FRANKFURT May 23 Germany's financial regulator
supports a further cut in the guaranteed rate of interest that
the country's life insurers are allowed to offer on savings
policies from 2015, a move that would ease pressure on the
sector, a newspaper said on Friday.
The regulator, Bafin, has recommended to the German finance
ministry that the guaranteed rate be cut to 1.25 percent from
Jan. 1, 2015, from the current 1.75 percent, the Euro am Sonntag
newspaper reported, citing the watchdog's head of insurance
supervision, Felix Hufeld.
A quick decision on the cut was needed to help counteract
the drag on insurers from persistently low capital market
interest rates, the paper cited Hufeld as saying.
The finance ministry sets the guaranteed rate, which has
traditionally been a focus for consumers and a headline selling
point for life insurers.
Rock bottom capital market interest rates have slashed the
income insurers can earn from their investments in bonds and
other safe securities, making it increasingly onerous to fulfil
obligations to policy holders.
To ease the financial burden on insurers, Berlin has been
cutting the guaranteed rate, most recently in 2012. The finance
ministry is expected to unveil a package of measures soon to
relieve the sector further.
Big insurers with large reserves like Allianz have
argued for keeping the guaranteed rate steady, while smaller
insurers are struggling with guarantees as high as 4 percent on
policies sold up to the year 2000.
"If there are delays to the decision, it could cause
technical problems for insurers to put the reduction into
effect," Hufeld told the paper, which released its report ahead
of publication on Sunday.
The paper cited a finance ministry spokeswoman as saying
there was no set timetable for a decision.
A professional body representing Germany's actuaries earlier

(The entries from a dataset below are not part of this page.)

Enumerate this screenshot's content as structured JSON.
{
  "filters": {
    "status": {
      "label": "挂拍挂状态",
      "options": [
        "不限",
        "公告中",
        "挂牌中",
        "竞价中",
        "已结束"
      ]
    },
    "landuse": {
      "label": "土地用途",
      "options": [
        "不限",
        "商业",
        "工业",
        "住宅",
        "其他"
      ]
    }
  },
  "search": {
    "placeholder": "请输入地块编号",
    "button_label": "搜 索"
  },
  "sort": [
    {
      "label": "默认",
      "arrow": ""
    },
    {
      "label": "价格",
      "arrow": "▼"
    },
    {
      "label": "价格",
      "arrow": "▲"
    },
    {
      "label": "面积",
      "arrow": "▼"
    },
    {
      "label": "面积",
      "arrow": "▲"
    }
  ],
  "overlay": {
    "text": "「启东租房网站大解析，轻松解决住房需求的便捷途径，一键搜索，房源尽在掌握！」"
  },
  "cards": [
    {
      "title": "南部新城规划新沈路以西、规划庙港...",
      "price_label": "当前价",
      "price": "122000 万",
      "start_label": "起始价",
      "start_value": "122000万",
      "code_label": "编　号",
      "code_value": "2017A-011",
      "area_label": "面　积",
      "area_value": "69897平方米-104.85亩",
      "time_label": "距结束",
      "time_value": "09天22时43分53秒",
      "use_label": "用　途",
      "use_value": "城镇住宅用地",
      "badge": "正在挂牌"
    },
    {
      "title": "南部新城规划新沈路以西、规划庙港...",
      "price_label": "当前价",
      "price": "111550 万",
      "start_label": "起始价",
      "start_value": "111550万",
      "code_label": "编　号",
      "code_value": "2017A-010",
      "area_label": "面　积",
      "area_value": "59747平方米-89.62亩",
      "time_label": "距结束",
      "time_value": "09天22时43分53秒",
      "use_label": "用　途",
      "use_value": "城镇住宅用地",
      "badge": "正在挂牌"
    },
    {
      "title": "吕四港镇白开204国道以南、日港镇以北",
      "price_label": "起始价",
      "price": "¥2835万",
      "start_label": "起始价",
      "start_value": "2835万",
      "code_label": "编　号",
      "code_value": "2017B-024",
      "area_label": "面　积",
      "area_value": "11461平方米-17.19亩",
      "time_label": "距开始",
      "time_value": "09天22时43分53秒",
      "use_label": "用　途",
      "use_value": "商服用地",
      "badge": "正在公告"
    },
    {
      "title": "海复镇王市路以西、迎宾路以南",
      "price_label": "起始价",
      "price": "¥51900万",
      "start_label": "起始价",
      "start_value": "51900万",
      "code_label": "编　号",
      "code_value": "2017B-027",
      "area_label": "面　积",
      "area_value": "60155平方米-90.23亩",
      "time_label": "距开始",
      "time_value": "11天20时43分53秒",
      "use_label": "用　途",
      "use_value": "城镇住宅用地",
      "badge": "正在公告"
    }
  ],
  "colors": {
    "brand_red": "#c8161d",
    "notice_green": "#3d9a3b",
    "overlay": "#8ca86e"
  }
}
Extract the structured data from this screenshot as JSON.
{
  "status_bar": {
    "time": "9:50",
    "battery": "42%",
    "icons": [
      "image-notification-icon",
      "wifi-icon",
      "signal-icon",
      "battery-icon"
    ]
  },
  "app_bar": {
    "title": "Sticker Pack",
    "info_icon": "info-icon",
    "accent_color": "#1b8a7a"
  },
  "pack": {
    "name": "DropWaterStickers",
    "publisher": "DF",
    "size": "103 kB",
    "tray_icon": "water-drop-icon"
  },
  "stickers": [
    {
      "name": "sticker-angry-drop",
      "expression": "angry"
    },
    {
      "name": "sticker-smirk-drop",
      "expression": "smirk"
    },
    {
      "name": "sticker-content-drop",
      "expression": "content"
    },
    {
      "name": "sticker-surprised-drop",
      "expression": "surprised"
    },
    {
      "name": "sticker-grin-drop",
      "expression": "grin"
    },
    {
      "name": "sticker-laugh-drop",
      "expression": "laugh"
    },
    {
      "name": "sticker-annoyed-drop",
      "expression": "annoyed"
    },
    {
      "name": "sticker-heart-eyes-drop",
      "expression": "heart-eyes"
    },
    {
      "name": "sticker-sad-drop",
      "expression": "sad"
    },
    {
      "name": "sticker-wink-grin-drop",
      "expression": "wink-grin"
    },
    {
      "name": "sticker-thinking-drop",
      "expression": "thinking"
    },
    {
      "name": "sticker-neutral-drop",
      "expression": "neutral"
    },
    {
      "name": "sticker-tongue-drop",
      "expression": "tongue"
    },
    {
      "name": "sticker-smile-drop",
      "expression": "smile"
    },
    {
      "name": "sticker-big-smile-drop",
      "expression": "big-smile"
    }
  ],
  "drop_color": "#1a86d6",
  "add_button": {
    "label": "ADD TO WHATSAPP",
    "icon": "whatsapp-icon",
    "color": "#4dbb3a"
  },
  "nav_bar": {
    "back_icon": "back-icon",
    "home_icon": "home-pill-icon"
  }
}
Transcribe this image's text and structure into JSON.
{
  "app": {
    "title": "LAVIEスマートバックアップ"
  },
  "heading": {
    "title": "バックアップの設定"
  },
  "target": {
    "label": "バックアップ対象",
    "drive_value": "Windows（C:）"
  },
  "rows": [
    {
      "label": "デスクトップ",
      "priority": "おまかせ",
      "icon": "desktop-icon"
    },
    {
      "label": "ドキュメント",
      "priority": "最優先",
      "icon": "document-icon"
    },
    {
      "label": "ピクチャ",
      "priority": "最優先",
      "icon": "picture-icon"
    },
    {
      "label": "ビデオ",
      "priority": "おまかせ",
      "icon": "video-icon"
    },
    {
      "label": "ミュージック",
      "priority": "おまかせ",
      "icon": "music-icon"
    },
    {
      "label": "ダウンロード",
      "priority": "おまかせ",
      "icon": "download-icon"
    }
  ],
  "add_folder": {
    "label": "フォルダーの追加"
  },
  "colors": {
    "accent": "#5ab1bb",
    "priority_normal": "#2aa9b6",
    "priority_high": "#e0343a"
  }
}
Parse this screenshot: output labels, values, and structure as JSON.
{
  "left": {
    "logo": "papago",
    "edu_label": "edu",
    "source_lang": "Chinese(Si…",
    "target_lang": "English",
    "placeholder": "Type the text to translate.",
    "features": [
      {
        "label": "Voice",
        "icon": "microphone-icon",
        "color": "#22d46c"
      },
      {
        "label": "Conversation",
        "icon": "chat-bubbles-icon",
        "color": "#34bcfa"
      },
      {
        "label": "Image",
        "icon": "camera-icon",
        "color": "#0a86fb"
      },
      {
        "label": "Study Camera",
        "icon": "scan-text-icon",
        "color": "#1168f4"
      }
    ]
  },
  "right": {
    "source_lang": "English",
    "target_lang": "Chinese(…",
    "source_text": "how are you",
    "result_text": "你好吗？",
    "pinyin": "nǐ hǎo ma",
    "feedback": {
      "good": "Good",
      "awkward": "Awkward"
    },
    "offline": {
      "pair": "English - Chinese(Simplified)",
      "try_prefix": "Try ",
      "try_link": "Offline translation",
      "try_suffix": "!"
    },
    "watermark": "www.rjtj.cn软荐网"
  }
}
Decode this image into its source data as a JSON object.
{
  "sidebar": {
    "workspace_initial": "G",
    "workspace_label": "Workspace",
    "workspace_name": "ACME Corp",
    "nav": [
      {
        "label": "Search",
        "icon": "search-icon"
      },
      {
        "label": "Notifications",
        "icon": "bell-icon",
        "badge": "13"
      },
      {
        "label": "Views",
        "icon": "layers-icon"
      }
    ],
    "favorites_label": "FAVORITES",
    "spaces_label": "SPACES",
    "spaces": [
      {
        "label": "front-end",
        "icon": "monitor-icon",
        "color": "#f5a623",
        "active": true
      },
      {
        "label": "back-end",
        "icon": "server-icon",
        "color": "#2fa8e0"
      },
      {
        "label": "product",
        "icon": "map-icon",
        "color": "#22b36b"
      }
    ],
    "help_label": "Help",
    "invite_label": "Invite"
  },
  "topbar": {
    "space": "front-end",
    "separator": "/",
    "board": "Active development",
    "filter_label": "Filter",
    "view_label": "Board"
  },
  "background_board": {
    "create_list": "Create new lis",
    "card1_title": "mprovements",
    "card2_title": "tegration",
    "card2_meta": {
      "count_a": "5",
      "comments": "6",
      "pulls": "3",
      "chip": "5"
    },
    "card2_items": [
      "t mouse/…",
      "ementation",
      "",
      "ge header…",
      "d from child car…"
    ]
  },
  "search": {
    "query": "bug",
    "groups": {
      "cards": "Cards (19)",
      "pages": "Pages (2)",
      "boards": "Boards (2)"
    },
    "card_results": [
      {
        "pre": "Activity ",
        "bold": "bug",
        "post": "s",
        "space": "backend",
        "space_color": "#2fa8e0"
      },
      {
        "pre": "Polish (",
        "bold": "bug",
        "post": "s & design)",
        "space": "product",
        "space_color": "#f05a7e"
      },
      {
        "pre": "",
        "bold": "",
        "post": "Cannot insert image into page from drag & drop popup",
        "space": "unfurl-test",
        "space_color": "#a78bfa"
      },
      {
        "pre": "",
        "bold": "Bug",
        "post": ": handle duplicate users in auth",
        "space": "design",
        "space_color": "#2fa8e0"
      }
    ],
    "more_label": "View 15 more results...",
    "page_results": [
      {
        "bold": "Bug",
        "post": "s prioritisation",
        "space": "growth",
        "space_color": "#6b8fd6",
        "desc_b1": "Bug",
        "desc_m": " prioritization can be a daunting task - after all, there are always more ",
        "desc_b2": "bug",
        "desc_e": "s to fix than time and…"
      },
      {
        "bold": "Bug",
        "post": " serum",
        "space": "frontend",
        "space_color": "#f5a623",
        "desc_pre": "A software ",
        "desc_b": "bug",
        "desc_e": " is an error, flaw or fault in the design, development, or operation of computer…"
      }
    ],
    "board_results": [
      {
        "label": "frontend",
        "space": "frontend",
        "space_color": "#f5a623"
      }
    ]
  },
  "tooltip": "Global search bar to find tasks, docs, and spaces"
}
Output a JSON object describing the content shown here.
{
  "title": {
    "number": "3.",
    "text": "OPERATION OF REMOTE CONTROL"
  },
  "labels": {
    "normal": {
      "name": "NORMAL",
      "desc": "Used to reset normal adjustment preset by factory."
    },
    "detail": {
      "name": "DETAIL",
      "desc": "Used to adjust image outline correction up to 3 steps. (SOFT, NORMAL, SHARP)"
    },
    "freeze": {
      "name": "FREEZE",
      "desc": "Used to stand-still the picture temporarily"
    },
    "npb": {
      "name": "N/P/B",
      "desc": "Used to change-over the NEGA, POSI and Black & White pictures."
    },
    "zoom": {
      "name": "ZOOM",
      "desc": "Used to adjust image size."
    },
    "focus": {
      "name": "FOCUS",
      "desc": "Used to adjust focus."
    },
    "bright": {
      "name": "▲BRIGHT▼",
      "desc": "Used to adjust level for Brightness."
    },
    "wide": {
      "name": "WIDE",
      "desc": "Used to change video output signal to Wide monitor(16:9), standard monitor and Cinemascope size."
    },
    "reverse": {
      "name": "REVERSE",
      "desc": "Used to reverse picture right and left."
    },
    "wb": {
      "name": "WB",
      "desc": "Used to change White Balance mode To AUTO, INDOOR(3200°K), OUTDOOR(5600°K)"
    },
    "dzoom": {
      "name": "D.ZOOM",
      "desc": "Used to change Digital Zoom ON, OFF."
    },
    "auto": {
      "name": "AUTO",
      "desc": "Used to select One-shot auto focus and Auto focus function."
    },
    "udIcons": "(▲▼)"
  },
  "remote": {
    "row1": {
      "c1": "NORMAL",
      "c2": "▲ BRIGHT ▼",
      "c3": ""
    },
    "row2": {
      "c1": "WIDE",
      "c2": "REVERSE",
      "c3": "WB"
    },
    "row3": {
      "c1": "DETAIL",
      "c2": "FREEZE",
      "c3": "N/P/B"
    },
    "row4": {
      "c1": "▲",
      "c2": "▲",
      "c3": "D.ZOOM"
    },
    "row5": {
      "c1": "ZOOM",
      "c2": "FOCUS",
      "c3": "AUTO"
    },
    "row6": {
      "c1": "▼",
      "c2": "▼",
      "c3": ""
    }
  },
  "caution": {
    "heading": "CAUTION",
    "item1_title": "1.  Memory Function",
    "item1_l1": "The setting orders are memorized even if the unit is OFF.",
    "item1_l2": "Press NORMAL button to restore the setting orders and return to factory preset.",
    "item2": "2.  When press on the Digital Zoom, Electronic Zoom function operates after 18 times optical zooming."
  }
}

this year proposed cutting the guaranteed rate to 1.25 percent
(Reporting by Jonathan Gould; Editing by Thomas Atkins and Mark